Task directions = From top to bottom, restate the entries below word for word.

Dataset rows for apps and sites

_ _ _ _

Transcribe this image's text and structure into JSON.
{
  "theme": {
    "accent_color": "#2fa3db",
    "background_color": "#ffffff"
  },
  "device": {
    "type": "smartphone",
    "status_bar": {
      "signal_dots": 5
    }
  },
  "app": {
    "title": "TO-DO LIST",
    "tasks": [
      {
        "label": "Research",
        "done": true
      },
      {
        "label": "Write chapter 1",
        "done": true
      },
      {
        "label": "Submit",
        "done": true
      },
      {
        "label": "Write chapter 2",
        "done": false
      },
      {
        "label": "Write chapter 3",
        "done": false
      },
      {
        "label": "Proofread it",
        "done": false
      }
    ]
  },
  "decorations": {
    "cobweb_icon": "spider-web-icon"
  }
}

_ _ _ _

Result below =
Transcribe this image's text and structure into JSON.
{
  "theme": {
    "accent_color": "#2fa3db",
    "background_color": "#ffffff"
  },
  "device": {
    "type": "smartphone",
    "status_bar": {
      "signal_dots": 5
    }
  },
  "app": {
    "title": "TO-DO LIST",
    "tasks": [
      {
        "label": "Research",
        "done": true
      },
      {
        "label": "Write chapter 1",
        "done": true
      },
      {
        "label": "Submit",
        "done": true
      },
      {
        "label": "Write chapter 2",
        "done": false
      },
      {
        "label": "Write chapter 3",
        "done": false
      },
      {
        "label": "Proofread it",
        "done": false
      }
    ]
  },
  "decorations": {
    "cobweb_icon": "spider-web-icon"
  }
}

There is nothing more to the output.